Students from the Democratic Republic of Congo, Zimbabwe, South Korea, India, Ghana, and Kenya led a singalong, with Francois Mukosa, a second year M.T.S. student, playing the guitar.  The international students had the opportunity to introduce themselves individually.

Jae Jun “Daniel” Cho bowed to the group, demonstrating how he would greet people in his home country of South Korea. He expressed his gratitude for the missionaries who brought the Christian faith to Korea some 130 years ago.  Cho grew up in a Methodist home – his parents are both pastors in the Korean Methodist Church and his grandmother is serving as a missionary in Myanmar.  He also shared that American classrooms have been a bit of a cultural adjustment.

“In South Korea, students don’t express their opinions in the classroom,” he said. “I’m trying to be more talkative, but sometimes I feel I’m becoming a super impolite person!”

Alice Bonareri Ondieke of Kenya also expressed appreciation for the warm welcome she has found at Perkins.  “I’m visually impaired and didn’t know anybody here,” she said. “It takes great faith to come so far away. You’ve been so good to me and I’m grateful for that.”

Mukosa expressed gratitude for the music that came with Western Christianity to his home country, the Democratic Republic of the Congo, and its nurturing power. Mukosa led the choir at Africa University, where he studied as an undergraduate, and was part of a musical group called Band Umoja back home.

“This music has helped sustain the church,” he said. “Maybe I can recommend this to you, too.”

Sumesh Jacob of India shared that his first name means “good sheep” and his last name, of course, comes from the Bible. He grew up in a community of Saint Thomas Christians, a group of Christians originally from Kerala, India, who trace their origins to the evangelism of Thomas the Apostle in the 1st century.

Many of the students came from large families back home. Ellen Chimowa of Zimbabwe is the first born of five children.

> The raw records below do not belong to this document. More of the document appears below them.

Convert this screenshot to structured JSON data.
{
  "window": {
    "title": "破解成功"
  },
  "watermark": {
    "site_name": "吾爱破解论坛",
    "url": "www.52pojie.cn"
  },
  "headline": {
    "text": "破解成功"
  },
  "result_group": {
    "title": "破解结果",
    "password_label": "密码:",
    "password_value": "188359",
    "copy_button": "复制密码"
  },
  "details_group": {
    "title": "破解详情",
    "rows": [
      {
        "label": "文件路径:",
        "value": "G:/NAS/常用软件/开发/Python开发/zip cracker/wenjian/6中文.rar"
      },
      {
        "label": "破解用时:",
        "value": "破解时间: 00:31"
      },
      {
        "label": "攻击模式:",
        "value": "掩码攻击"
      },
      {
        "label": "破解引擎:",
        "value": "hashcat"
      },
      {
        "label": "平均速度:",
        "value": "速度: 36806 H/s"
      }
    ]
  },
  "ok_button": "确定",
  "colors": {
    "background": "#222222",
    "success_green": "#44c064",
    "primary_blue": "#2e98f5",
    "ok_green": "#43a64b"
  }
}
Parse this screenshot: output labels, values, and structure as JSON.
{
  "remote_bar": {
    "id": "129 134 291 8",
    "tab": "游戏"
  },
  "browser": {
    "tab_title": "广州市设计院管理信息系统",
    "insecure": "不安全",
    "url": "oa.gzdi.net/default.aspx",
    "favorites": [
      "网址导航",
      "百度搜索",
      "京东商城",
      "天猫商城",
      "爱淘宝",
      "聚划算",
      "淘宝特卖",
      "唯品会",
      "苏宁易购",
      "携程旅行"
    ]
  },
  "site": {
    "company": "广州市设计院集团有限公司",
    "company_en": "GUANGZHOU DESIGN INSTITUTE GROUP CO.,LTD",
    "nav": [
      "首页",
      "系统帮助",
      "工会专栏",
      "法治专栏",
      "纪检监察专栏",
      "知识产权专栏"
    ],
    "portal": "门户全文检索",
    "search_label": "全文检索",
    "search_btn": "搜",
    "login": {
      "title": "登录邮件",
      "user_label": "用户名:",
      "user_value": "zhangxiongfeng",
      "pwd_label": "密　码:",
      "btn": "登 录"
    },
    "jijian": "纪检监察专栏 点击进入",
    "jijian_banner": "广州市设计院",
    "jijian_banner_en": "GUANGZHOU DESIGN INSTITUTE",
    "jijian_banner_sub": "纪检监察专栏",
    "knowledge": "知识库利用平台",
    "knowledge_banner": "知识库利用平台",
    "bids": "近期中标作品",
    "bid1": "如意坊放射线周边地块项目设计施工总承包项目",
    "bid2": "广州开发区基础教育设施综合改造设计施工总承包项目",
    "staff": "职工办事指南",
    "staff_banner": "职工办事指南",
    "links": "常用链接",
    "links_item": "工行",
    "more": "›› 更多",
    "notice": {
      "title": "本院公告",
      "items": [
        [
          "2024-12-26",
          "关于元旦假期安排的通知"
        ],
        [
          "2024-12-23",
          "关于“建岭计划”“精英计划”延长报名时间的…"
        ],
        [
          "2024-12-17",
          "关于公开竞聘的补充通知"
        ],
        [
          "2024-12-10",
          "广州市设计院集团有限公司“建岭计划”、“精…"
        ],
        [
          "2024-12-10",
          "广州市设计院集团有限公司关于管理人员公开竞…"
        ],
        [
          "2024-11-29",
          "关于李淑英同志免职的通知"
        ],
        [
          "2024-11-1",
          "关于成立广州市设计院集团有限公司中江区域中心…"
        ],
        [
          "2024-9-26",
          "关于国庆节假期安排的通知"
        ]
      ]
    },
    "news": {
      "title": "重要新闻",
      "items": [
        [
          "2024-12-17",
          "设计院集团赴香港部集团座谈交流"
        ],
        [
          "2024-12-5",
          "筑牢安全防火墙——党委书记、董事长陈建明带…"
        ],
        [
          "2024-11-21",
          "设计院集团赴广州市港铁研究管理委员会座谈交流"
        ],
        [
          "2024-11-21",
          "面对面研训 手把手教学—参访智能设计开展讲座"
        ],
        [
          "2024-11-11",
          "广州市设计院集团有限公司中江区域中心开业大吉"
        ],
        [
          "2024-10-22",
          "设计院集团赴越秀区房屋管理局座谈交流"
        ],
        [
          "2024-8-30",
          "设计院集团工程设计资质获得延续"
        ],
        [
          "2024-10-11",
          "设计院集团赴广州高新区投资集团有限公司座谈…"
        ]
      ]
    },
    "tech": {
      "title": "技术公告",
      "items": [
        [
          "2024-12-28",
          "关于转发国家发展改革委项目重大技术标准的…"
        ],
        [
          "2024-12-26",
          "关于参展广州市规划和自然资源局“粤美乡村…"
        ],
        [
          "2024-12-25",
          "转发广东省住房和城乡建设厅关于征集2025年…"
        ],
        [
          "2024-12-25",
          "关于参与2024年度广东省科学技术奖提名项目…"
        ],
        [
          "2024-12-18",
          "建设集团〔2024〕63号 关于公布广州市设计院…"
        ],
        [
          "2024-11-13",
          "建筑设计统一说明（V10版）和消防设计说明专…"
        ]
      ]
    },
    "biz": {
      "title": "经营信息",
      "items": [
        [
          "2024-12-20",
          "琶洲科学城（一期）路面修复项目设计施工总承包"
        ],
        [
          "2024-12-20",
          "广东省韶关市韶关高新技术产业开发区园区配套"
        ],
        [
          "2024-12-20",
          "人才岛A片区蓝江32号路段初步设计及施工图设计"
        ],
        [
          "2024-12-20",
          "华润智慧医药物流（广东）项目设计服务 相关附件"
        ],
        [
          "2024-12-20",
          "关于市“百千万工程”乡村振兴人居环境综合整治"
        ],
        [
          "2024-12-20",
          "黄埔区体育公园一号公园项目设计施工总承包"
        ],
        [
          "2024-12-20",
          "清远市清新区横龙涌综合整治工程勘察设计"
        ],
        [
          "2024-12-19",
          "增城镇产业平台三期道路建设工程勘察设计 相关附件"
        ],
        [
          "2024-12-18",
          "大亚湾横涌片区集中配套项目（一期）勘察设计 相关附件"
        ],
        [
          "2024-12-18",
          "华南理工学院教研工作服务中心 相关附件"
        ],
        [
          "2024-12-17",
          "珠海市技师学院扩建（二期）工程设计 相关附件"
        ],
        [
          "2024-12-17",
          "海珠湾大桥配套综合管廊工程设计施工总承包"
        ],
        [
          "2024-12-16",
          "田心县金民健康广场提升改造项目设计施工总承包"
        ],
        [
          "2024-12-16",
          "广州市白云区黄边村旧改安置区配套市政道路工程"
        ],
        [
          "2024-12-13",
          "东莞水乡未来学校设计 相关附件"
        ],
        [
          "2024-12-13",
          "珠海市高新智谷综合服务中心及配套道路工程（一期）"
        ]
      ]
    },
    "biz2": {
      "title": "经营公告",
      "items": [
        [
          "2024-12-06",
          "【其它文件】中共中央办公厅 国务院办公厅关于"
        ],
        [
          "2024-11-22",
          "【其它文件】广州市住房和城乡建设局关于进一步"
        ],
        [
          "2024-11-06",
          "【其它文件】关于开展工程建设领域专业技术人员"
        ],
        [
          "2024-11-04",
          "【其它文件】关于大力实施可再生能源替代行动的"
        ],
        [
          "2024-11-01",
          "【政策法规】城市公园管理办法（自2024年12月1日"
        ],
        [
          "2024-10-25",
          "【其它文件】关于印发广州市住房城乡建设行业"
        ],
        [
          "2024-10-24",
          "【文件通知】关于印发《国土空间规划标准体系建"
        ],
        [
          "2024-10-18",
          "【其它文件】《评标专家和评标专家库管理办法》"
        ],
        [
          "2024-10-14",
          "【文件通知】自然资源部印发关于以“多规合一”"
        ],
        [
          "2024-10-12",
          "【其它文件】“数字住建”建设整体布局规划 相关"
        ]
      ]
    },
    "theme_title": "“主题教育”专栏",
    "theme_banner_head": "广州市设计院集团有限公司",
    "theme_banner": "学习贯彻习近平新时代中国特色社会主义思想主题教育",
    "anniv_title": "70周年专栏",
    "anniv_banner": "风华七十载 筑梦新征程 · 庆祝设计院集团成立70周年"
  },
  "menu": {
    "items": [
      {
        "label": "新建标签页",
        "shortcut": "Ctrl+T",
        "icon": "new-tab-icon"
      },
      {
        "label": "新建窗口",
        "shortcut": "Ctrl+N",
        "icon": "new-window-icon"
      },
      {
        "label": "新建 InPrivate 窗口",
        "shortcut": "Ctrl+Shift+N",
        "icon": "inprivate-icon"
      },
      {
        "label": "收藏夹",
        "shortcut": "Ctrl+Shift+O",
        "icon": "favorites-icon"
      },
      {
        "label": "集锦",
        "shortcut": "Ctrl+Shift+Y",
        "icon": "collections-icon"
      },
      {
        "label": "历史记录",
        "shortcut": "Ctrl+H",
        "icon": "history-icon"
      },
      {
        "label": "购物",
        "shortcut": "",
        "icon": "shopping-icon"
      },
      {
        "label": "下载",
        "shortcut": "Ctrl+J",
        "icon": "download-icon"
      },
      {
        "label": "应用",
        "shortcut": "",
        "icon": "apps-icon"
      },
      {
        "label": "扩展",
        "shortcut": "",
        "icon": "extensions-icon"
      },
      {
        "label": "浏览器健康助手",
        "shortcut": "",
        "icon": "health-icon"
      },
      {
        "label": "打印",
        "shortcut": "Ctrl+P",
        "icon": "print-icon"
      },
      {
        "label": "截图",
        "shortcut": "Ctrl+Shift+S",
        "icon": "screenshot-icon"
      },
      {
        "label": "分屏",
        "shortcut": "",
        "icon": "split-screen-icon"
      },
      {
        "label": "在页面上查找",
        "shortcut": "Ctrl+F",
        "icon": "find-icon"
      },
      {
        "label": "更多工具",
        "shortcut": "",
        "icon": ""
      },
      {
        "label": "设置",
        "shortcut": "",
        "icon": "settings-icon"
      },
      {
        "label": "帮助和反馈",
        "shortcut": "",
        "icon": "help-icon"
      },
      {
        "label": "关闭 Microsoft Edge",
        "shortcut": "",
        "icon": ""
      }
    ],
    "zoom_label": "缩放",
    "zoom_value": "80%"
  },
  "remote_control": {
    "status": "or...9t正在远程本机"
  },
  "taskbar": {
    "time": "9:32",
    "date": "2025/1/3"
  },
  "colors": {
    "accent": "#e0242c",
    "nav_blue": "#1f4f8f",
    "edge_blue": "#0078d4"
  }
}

Frederick Mensah of Ghana is one of seven children.

“In Ghana, everybody belongs to everybody and you have to think of everybody,” he said. “I think both cultures can learn from each other.” Mensah is an ordained Methodist elder and had a ministry in Germany for seven years before coming to Perkins.

Ishmael Mathiu noted that residents of his home country of Kenya speak some 42 different dialects; when he converses with Alice, they don’t speak in their mother tongues because they would not understand each other; instead, they speak Kiswahili. Mathiu, who is president of the International Students of Perkins, also expressed gratitude for Perkins’s welcoming atmosphere.

“We feel good when we are here,” he said. “We are home away from home.”

The gathering provided an enjoyable time of fellowship but also served as an important reminder, according to Dr. Robert Hunt, Director of Global Theological Education.

“Beneath the tea and unfamiliar snacks is a deep truth: our common humanity is manifest in diverse cultures,” he said. “And nothing helps us understand our common humanity more than when these diverse cultures are manifest in human form. At Perkins we meet the selves we’d never know in our students from foreign cultures. We learn more fully who we are from those most different from ourselves.”